# TASK BRIEF:
Exactly the lines from the line with "Serialize everything readable" through the final line of the records below, both ends included, are to be set down. Do not include pictures.

# RECORDS SUPPLIED:
● ● ●
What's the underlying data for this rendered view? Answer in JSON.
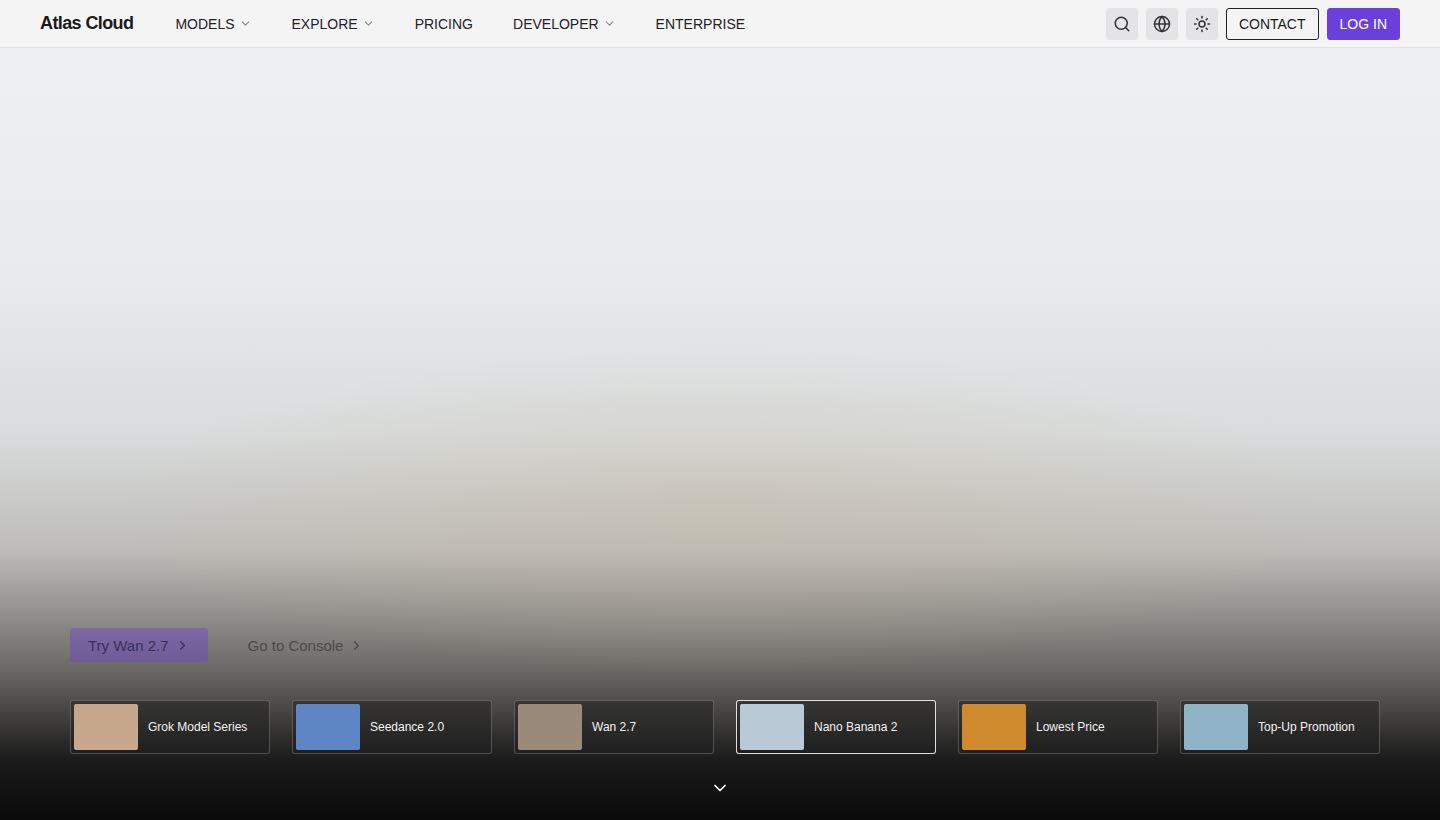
{
  "nav": {
    "logo": "Atlas Cloud",
    "menu": [
      {
        "label": "MODELS",
        "dropdown": true
      },
      {
        "label": "EXPLORE",
        "dropdown": true
      },
      {
        "label": "PRICING",
        "dropdown": false
      },
      {
        "label": "DEVELOPER",
        "dropdown": true
      },
      {
        "label": "ENTERPRISE",
        "dropdown": false
      }
    ],
    "contact": "CONTACT",
    "login": "LOG IN"
  },
  "hero": {
    "actions": [
      {
        "label": "Try Wan 2.7",
        "kind": "primary"
      },
      {
        "label": "Go to Console",
        "kind": "link"
      }
    ]
  },
  "cards": [
    {
      "label": "Grok Model Series",
      "selected": false,
      "color": "#c8a88c"
    },
    {
      "label": "Seedance 2.0",
      "selected": false,
      "color": "#5f86c4"
    },
    {
      "label": "Wan 2.7",
      "selected": false,
      "color": "#9a8a7a"
    },
    {
      "label": "Nano Banana 2",
      "selected": true,
      "color": "#b9c9d6"
    },
    {
      "label": "Lowest Price",
      "selected": false,
      "color": "#d08a2e"
    },
    {
      "label": "Top-Up Promotion",
      "selected": false,
      "color": "#8fb4c8"
    }
  ]
}
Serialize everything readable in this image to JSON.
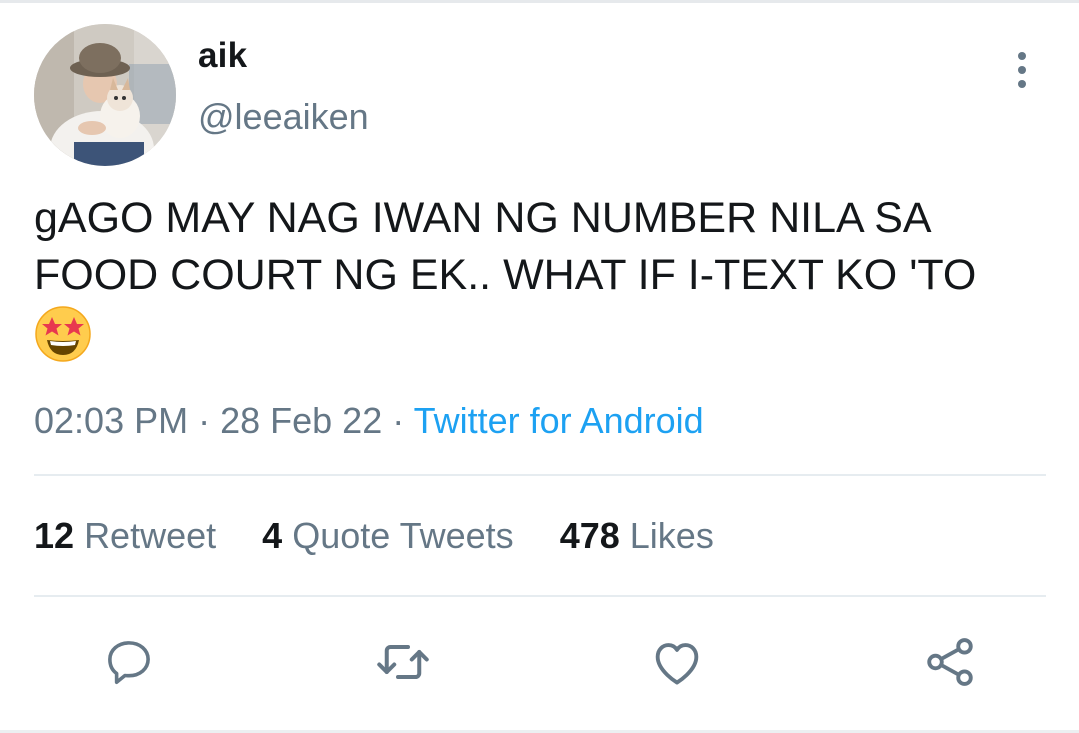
{
  "user": {
    "display_name": "aik",
    "handle": "@leeaiken"
  },
  "tweet": {
    "text": "gAGO MAY NAG IWAN NG NUMBER NILA SA\nFOOD COURT NG EK.. WHAT IF I-TEXT KO 'TO",
    "emoji": "star-struck-emoji"
  },
  "meta": {
    "time": "02:03 PM",
    "separator": " · ",
    "date": "28 Feb 22",
    "source": "Twitter for Android"
  },
  "stats": {
    "retweets": {
      "count": "12",
      "label": "Retweet"
    },
    "quotes": {
      "count": "4",
      "label": "Quote Tweets"
    },
    "likes": {
      "count": "478",
      "label": "Likes"
    }
  },
  "actions": [
    "reply-icon",
    "retweet-icon",
    "like-icon",
    "share-icon"
  ],
  "colors": {
    "text": "#14171a",
    "secondary": "#657786",
    "link": "#1da1f2",
    "divider": "#e6ecf0"
  }
}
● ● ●
# WRITTEN RESPONSE:
Serialize everything readable in this image to JSON.
{
  "user": {
    "display_name": "aik",
    "handle": "@leeaiken"
  },
  "tweet": {
    "text": "gAGO MAY NAG IWAN NG NUMBER NILA SA\nFOOD COURT NG EK.. WHAT IF I-TEXT KO 'TO",
    "emoji": "star-struck-emoji"
  },
  "meta": {
    "time": "02:03 PM",
    "separator": " · ",
    "date": "28 Feb 22",
    "source": "Twitter for Android"
  },
  "stats": {
    "retweets": {
      "count": "12",
      "label": "Retweet"
    },
    "quotes": {
      "count": "4",
      "label": "Quote Tweets"
    },
    "likes": {
      "count": "478",
      "label": "Likes"
    }
  },
  "actions": [
    "reply-icon",
    "retweet-icon",
    "like-icon",
    "share-icon"
  ],
  "colors": {
    "text": "#14171a",
    "secondary": "#657786",
    "link": "#1da1f2",
    "divider": "#e6ecf0"
  }
}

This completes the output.